**WORK TASK**
Reproduce the complete set of records, exactly as they appear.

(Recorded data)
++++++++
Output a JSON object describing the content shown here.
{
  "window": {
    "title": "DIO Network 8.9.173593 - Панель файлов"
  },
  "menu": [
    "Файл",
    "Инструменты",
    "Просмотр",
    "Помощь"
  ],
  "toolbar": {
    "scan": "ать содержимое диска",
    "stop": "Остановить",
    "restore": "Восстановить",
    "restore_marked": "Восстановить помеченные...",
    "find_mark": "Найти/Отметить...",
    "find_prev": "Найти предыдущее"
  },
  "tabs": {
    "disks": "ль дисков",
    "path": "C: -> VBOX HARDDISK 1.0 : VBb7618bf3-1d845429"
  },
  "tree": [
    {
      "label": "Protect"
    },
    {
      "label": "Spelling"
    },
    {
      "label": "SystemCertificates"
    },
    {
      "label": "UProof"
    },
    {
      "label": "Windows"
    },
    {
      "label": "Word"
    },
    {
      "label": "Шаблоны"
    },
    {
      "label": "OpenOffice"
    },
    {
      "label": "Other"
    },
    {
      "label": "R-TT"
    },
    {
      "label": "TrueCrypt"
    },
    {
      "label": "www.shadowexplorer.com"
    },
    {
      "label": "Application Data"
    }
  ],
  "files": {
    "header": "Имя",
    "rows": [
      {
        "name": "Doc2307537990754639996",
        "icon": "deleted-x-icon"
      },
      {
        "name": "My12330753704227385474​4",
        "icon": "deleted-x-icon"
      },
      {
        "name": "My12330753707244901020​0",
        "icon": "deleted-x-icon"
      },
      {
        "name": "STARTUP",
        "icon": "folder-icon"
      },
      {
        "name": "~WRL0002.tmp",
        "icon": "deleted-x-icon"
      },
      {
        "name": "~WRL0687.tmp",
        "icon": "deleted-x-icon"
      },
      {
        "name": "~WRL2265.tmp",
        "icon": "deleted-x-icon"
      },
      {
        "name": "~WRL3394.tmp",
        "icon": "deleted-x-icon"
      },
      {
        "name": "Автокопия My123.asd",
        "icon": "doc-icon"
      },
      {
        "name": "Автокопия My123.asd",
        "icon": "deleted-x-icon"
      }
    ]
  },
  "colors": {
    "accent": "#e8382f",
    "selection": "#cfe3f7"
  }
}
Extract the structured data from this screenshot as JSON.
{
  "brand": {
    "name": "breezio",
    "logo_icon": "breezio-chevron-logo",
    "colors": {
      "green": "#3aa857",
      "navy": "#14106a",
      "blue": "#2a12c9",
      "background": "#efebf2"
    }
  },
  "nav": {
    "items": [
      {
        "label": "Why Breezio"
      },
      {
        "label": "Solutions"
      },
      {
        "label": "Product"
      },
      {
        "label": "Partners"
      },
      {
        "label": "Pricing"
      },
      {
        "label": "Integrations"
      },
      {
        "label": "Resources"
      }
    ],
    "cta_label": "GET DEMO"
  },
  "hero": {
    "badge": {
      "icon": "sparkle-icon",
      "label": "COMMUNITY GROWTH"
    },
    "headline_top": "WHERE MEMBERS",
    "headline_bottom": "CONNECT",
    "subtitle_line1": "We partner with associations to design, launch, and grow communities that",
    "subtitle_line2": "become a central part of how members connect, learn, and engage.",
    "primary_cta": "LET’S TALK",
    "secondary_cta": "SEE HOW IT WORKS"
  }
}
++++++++
**RESPONSE TO THE TASK**
Output a JSON object describing the content shown here.
{
  "window": {
    "title": "DIO Network 8.9.173593 - Панель файлов"
  },
  "menu": [
    "Файл",
    "Инструменты",
    "Просмотр",
    "Помощь"
  ],
  "toolbar": {
    "scan": "ать содержимое диска",
    "stop": "Остановить",
    "restore": "Восстановить",
    "restore_marked": "Восстановить помеченные...",
    "find_mark": "Найти/Отметить...",
    "find_prev": "Найти предыдущее"
  },
  "tabs": {
    "disks": "ль дисков",
    "path": "C: -> VBOX HARDDISK 1.0 : VBb7618bf3-1d845429"
  },
  "tree": [
    {
      "label": "Protect"
    },
    {
      "label": "Spelling"
    },
    {
      "label": "SystemCertificates"
    },
    {
      "label": "UProof"
    },
    {
      "label": "Windows"
    },
    {
      "label": "Word"
    },
    {
      "label": "Шаблоны"
    },
    {
      "label": "OpenOffice"
    },
    {
      "label": "Other"
    },
    {
      "label": "R-TT"
    },
    {
      "label": "TrueCrypt"
    },
    {
      "label": "www.shadowexplorer.com"
    },
    {
      "label": "Application Data"
    }
  ],
  "files": {
    "header": "Имя",
    "rows": [
      {
        "name": "Doc2307537990754639996",
        "icon": "deleted-x-icon"
      },
      {
        "name": "My12330753704227385474​4",
        "icon": "deleted-x-icon"
      },
      {
        "name": "My12330753707244901020​0",
        "icon": "deleted-x-icon"
      },
      {
        "name": "STARTUP",
        "icon": "folder-icon"
      },
      {
        "name": "~WRL0002.tmp",
        "icon": "deleted-x-icon"
      },
      {
        "name": "~WRL0687.tmp",
        "icon": "deleted-x-icon"
      },
      {
        "name": "~WRL2265.tmp",
        "icon": "deleted-x-icon"
      },
      {
        "name": "~WRL3394.tmp",
        "icon": "deleted-x-icon"
      },
      {
        "name": "Автокопия My123.asd",
        "icon": "doc-icon"
      },
      {
        "name": "Автокопия My123.asd",
        "icon": "deleted-x-icon"
      }
    ]
  },
  "colors": {
    "accent": "#e8382f",
    "selection": "#cfe3f7"
  }
}
Extract the structured data from this screenshot as JSON.
{
  "brand": {
    "name": "breezio",
    "logo_icon": "breezio-chevron-logo",
    "colors": {
      "green": "#3aa857",
      "navy": "#14106a",
      "blue": "#2a12c9",
      "background": "#efebf2"
    }
  },
  "nav": {
    "items": [
      {
        "label": "Why Breezio"
      },
      {
        "label": "Solutions"
      },
      {
        "label": "Product"
      },
      {
        "label": "Partners"
      },
      {
        "label": "Pricing"
      },
      {
        "label": "Integrations"
      },
      {
        "label": "Resources"
      }
    ],
    "cta_label": "GET DEMO"
  },
  "hero": {
    "badge": {
      "icon": "sparkle-icon",
      "label": "COMMUNITY GROWTH"
    },
    "headline_top": "WHERE MEMBERS",
    "headline_bottom": "CONNECT",
    "subtitle_line1": "We partner with associations to design, launch, and grow communities that",
    "subtitle_line2": "become a central part of how members connect, learn, and engage.",
    "primary_cta": "LET’S TALK",
    "secondary_cta": "SEE HOW IT WORKS"
  }
}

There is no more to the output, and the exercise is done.